Does Netanyahu believe in a regional approach to peace?
One of the big mysteries of Israeli politics remains Prime Minister Netanyahu’s long-term strategic thinking regarding future relations with the Palestinians — assuming he has any. Over the years he managed to contradict himself on numerous occasions, vacillating between supporting the establishment of a Palestinian state living peacefully alongside Israel, to rejecting this idea in its entirety. It is not just his words that bewilder many people, but Netanyahu’s deeds of presiding over the constant expansion of Jewish settlements in the occupied West Bank, and the punitive blockade over Gaza, which leaves little impression that he is a true man of peace.
In a letter written by Netanyahu last September to Yitzhak Herzog, the leader of the Israeli opposition Labor Party, he stated his “commitment to a solution of two states for two peoples and our desire to pursue this process.” The letter, which was exposed last week by the liberal Israeli newspaper Haaretz, was an attempt by the Israeli prime minister to lure the dovish opposition party into a unity coalition government.
Israel’s prime minister sends out contradictory messages as to whether he is committed to a two-state solution, or to endless settlements expansion and ever-deepening occupation.
The lackluster Herzog was criticized for wasting time negotiating on such matters with Netanyahu. Unbeknownst to his critics, a regional diplomatic activity to kick-start the peace process had already been set in motion preceding this letter. In February 2016, the then Secretary of State John Kerry, Egyptian President Abdel Fattah El-Sisi and Jordan’s King Abdallah met with Netanyahu in the Jordanian Red Sea town of Aqaba. Netanyahu rejected Kerry’s plan then, and proceeded to backtrack from the letter he sent to Herzog, fearing backlash from other members of his coalition and within his own party. Was Netanyahu misleading all parties concerned from the outset, in feigning sincerity in supporting a peace-based territorial compromise? Or, when push came to shove did he just lack the necessary stamina to confront those in Israel who oppose peace?

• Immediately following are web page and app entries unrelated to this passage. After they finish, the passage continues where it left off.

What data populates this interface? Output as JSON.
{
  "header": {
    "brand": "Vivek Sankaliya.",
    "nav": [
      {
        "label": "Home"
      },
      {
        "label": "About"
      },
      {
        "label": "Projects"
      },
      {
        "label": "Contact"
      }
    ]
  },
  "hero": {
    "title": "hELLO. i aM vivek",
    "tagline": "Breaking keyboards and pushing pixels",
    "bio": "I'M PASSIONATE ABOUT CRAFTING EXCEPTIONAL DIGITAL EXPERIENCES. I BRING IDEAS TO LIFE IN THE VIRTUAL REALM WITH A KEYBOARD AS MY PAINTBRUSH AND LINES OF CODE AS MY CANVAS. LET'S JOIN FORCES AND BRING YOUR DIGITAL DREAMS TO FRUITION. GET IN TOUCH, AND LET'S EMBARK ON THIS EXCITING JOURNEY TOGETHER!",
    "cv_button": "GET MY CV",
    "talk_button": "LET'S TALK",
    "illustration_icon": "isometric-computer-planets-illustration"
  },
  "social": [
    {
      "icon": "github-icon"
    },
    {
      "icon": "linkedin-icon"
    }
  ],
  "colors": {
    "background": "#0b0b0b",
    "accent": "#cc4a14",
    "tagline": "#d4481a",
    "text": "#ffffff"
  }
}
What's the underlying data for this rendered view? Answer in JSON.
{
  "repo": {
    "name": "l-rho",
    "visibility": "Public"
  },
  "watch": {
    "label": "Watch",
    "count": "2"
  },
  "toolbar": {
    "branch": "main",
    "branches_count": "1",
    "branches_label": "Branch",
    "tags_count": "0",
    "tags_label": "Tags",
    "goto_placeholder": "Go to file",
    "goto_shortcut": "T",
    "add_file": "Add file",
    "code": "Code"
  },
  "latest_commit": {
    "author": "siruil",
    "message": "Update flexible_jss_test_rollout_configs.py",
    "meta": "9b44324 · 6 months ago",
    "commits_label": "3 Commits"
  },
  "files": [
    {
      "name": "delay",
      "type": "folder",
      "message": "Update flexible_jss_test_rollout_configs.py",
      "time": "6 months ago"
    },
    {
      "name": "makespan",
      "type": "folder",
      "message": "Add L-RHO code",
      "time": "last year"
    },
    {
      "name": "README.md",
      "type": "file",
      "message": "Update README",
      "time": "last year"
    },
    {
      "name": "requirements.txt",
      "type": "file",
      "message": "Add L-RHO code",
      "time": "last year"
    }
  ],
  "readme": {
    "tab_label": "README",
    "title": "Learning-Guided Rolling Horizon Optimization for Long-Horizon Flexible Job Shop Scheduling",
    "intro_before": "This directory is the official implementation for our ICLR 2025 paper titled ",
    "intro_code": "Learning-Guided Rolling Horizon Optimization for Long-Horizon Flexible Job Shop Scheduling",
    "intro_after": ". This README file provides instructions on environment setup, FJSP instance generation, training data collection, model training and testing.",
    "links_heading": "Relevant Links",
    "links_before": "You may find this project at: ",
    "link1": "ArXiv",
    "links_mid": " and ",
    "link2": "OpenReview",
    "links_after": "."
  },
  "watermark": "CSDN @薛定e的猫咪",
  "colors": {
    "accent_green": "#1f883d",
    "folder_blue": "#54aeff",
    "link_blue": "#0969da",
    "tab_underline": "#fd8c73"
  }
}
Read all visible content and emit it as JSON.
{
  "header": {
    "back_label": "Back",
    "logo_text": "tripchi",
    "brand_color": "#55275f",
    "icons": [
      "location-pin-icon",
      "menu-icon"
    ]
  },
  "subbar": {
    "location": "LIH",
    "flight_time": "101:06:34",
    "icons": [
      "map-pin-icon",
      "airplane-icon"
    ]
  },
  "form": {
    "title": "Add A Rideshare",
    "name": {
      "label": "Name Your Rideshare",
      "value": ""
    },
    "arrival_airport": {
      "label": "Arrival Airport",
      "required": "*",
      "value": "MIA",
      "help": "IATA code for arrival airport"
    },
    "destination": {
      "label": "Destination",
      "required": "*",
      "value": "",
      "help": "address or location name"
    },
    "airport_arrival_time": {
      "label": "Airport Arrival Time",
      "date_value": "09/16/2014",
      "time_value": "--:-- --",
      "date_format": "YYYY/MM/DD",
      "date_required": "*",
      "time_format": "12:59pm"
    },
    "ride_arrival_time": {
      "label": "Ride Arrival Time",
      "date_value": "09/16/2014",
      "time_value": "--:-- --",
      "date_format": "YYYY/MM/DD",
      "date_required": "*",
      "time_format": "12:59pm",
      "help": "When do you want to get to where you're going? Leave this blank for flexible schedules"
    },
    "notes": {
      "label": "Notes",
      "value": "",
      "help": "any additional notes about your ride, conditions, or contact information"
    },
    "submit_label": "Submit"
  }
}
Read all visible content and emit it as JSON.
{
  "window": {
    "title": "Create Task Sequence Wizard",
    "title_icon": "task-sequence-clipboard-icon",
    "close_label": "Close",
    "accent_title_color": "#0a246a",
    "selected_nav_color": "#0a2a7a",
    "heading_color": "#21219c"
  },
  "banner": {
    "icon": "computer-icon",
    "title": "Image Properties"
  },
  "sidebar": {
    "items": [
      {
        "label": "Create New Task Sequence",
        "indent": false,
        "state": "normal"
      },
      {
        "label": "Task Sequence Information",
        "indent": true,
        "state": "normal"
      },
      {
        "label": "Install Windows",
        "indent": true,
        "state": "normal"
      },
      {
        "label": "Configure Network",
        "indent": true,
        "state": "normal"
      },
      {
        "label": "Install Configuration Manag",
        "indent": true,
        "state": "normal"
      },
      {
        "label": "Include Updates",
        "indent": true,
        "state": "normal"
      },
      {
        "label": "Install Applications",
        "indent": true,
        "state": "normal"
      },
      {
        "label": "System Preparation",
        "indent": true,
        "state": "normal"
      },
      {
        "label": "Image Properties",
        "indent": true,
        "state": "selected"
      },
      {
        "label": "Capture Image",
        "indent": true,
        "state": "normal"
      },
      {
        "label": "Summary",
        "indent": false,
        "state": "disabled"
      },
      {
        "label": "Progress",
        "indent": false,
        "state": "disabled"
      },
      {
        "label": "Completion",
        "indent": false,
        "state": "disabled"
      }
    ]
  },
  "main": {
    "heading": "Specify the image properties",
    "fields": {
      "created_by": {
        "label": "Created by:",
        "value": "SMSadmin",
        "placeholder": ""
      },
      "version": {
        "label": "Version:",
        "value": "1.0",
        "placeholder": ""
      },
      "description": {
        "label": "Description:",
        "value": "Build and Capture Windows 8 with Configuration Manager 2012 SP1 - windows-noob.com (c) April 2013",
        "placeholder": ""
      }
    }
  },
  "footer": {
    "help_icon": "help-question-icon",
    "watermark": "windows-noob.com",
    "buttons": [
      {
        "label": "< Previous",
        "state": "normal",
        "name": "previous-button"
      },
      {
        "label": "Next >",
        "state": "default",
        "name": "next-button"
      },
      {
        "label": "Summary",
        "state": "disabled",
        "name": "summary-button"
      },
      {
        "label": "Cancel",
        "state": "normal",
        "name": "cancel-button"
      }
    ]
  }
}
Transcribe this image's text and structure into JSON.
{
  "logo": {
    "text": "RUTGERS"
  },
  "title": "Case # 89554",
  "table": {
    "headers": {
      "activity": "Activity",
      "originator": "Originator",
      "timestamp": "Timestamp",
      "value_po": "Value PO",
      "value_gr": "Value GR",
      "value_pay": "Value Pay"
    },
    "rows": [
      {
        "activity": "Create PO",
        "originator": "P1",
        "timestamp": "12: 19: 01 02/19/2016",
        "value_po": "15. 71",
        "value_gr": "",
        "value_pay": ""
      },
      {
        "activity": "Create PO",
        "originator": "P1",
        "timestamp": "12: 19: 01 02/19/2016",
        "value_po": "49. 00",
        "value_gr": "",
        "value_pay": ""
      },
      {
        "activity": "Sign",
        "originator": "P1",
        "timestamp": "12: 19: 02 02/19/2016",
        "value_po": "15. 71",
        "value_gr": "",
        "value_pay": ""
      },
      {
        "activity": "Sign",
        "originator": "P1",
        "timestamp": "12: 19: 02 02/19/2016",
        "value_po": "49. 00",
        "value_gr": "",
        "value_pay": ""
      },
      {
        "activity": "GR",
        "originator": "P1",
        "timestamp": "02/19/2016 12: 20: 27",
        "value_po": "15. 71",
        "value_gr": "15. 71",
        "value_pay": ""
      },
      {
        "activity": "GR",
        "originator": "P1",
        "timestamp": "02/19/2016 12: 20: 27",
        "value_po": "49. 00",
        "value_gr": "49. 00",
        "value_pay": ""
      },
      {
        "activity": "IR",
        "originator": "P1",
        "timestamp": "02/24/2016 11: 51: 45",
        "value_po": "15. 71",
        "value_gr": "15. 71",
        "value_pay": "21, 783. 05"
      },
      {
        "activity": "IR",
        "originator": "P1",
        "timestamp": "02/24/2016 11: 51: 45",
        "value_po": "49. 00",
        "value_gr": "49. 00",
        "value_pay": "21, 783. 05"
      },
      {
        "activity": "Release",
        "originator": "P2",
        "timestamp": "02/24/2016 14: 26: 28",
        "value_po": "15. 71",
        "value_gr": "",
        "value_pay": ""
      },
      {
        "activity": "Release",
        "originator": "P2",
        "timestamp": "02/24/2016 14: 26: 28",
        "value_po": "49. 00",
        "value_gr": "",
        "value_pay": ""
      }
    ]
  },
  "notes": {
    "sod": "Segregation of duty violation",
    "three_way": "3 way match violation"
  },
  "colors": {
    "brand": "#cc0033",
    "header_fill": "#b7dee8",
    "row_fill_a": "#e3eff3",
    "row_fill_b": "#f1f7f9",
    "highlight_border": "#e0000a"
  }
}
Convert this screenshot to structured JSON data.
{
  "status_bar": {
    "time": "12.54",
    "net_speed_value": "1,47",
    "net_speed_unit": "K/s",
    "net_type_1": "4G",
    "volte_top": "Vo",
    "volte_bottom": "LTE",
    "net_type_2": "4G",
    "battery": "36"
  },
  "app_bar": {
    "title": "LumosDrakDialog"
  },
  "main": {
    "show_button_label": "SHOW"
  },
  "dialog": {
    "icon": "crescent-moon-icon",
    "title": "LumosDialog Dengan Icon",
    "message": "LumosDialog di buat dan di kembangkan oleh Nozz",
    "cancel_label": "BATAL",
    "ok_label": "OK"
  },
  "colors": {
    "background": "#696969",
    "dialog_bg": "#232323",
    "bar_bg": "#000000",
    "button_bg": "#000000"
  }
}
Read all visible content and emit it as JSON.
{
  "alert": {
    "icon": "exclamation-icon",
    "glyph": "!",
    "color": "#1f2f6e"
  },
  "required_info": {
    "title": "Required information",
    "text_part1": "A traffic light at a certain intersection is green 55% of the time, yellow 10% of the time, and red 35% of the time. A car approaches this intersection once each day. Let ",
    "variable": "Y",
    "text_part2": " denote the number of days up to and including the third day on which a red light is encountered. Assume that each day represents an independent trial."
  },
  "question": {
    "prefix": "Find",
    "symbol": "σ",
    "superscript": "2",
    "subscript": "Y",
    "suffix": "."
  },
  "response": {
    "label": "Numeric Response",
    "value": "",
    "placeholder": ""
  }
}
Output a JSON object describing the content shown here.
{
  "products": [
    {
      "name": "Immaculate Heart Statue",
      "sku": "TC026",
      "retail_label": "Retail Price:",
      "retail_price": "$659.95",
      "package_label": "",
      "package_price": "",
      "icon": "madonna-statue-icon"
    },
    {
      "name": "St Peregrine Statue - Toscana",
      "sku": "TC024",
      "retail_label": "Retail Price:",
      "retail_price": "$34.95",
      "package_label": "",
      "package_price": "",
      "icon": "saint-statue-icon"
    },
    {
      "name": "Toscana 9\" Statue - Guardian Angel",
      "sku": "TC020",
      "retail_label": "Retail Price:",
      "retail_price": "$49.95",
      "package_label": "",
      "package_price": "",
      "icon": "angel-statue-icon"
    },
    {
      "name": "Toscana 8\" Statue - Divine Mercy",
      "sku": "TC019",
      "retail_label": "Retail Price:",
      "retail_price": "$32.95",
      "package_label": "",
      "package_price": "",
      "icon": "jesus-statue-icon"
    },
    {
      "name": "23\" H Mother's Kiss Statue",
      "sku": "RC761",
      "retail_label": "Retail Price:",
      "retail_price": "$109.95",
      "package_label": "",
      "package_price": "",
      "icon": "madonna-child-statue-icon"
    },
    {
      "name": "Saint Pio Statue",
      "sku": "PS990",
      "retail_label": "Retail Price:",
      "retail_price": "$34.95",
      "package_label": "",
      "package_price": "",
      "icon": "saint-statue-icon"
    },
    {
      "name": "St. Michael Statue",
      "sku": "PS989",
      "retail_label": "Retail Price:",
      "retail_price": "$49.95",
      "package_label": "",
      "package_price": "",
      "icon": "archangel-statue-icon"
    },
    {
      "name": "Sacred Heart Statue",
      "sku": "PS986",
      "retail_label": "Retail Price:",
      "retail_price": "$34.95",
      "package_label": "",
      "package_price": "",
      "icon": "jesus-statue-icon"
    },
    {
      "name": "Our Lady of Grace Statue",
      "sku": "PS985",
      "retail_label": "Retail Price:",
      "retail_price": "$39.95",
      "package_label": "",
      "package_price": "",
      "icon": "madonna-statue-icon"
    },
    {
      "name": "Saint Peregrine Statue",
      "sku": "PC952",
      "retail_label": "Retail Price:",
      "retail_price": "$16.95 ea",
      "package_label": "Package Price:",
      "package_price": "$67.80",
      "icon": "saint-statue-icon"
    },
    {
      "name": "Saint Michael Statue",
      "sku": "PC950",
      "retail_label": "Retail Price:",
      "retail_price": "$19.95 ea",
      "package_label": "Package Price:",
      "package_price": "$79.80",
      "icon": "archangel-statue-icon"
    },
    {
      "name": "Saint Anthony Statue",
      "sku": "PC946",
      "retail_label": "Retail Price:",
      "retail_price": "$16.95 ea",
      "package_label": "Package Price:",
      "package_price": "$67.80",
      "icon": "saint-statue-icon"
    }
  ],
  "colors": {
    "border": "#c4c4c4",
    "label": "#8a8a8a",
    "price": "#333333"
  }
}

Had Netanyahu found the courage to form a new and more peace-friendly government, this letter, according to Haaretz, would have become a draft to be submitted in a summit in Cairo or Sharm El-Sheikh hosted by the Egyptian president and possibly attended by the Jordanian king. He failed to do so, some argue, due to political crises surrounding the illegal outposts. This led to the collapse of negotiations to bring the Labor Party into government, also bringing an end to the peace initiative. This highlights the tragic state of affairs in Israeli politics and its visionless leadership.
A zigzagging politician
This affair also serves as further evidence that the Israeli political system has been hijacked by the vested interests of the most zealot-like representatives in the Knesset — the interests of the Jewish settlers in the West Bank. They very effectively exploit a weak and out-of-sorts prime minister whose only aspiration left is to stay in power for as long as possible. He has always been a zigzagging politician, who is stronger on political maneuvers than statesmanship. In 2009, Netanyahu delivered a speech at the University of Bar Ilan that could have become a seminal moment of his premiership. He argued then that Israel should not rule the lives of Palestinians. In the same speech he asserted: “In my vision of peace there are two free peoples living side by side in this small land, with good neighborly relations and mutual respect.”
Case of two Netanyahus
In the following years he diluted this “vision” almost entirely, forming coalition after coalition that did not share a vision of peace and compromise with the Palestinians. In a recent TV interview, one of his most senior members of coalition, the leader of the Jewish Home party Naftali Bennett, asserted that “the era of a Palestinian state is over,” citing the Old Testament as his claim for not making any territorial compromises in the West Bank. No rebuke came from the prime minister or his office.
This is a severe case of two Netanyahus. On some level he understands that Israeli long-term security, Jewishness, democratic character and standing in the world require direct and honest peace negotiations with the Palestinians. He accepts, as his letter to Herzog stated, a regional approach and the need to moderate Israeli settlement activities and improve living conditions for the Palestinians until an agreement is reached. The other Netanyahu, which mainly appears in public, is fearful of his party, of his core voters and of his coalition members, and thus implements exactly the opposite policies. His government is entrenching the occupation, deepening Palestinian resentment and closing the window on a solution based on a Jewish state and a Palestinian state. It begs the question of who is the true Netanyahu? Is it the Netanyahu committed to a two-state solution, achieved through a regional approach? Or the Netanyahu of endless settlements expansion and ever-deepening occupation? The only plausible answer can be given by following his actions, and not by the letters he writes or summits he participates in.
• Yossi Mekelberg is professor of international relations at Regent’s University London, where he is head of the International Relations and Social Sciences Program. He is also an associate fellow of the MENA Program at Chatham House. He is a regular contributor to the international written and electronic media.